 “One evening after a couple hours in the pool, someone called Louie and told him we were in the pool having too much fun. Sheriff Louie came down Elk Grove Boulevard and turned south toward the park about 11 p.m. Soon as he passed EG Food Market he turned on his lights and siren and was speeding about 20 miles an hour. He let us know that he was on his way. We all jumped out and over the fence into our cars and exited the park by the west entrance and away we went way ahead of Louie. He gave us all the time we needed to get out of there. A few weeks later I saw Louie and he told me the story of his trying to catch the kids in the pool. He asked me if I knew any of the kids swimming that night, and I told him it was hot that night and there were just a few kids in the pool. I thanked him for giving us plenty of time to get out of the park. He said he couldn’t get the car out of first gear and that is why he was driving so slow. He gave me a wink and said for us to not make so much noise next time.”

Wayne Gallup (Elk Grove High 1952 grad): “I really like the stuff about Baroni, Brown’s Dairy and living in the old Stage Stop. I have some good stories about Baroni, but unfortunately not for publication. He was indeed a decent fellow who turned many young punks from what could have been serious trouble, myself included. Fear tends to get one’s attention. Add respect to that, and we see basic qualities that helped shape you and me into the paragons of virtue we are today. At least we aren’t in jail!”

Note: thank you to Terrie Zimbelman St. Clair for sharing Arnie Zimbelman’s history of the Strauss Festival! Arnie is her father, and it is a great document!    

Another note: Jean Hardesty continues to send us information about the long ago town of Bruceville. We thank her and Supergrad Ernie Howard for their history work!

Next week – read memories of the California State Fair!

BOOKS BY ELIZABETH PINKERTON

History Happened Here, Book 1 – River, Oaks, Gold

History Happened Here, Book 2 – Fields, Farms, Schools

We the People, a Story of Internment in America

All book proceeds go for student scholarships, and I thank the many purchasers who have made possible the 80 scholarships with each one $1,000  – make your check for books payable to Laguna Publishers and send to me at 9227 Lamprey Drive, Elk Grove, CA 95624.  Books are $20 apiece and California sales tax is included.

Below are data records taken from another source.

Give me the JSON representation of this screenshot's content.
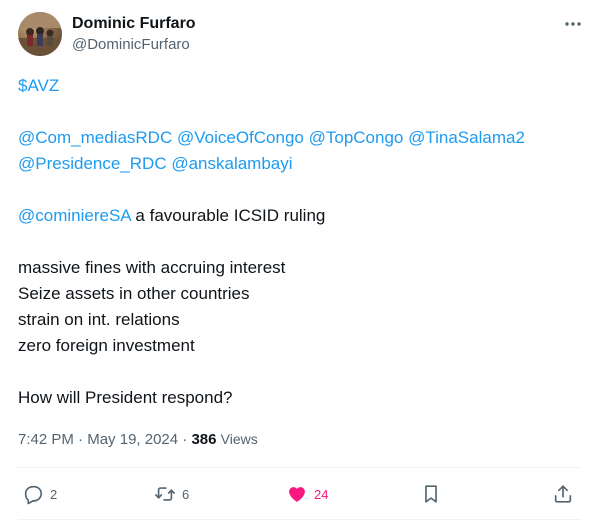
{
  "user": {
    "display_name": "Dominic Furfaro",
    "handle": "@DominicFurfaro",
    "avatar_icon": "profile-photo"
  },
  "tweet": {
    "cashtag": "$AVZ",
    "mentions_line1": [
      "@Com_mediasRDC",
      "@VoiceOfCongo",
      "@TopCongo",
      "@TinaSalama2"
    ],
    "mentions_line2": [
      "@Presidence_RDC",
      "@anskalambayi"
    ],
    "ruling_mention": "@cominiereSA",
    "ruling_text": " a favourable ICSID ruling",
    "consequences": [
      "massive fines with accruing interest",
      "Seize assets in other countries",
      "strain on int. relations",
      "zero foreign investment"
    ],
    "question": "How will President respond?"
  },
  "meta": {
    "time": "7:42 PM",
    "separator": " · ",
    "date": "May 19, 2024",
    "views_count": "386",
    "views_label": "Views"
  },
  "actions": {
    "replies": "2",
    "reposts": "6",
    "likes": "24"
  },
  "colors": {
    "link": "#1d9bf0",
    "text": "#0f1419",
    "secondary": "#536471",
    "like": "#f91880",
    "divider": "#eff3f4"
  }
}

Add $3 for shipping of one book; $5 for 2-3 books. Call me at (916) 685-0606 or email me at elizabethpink@gmail.com.  Books are also available at the Davis Ranch in Sloughhouse.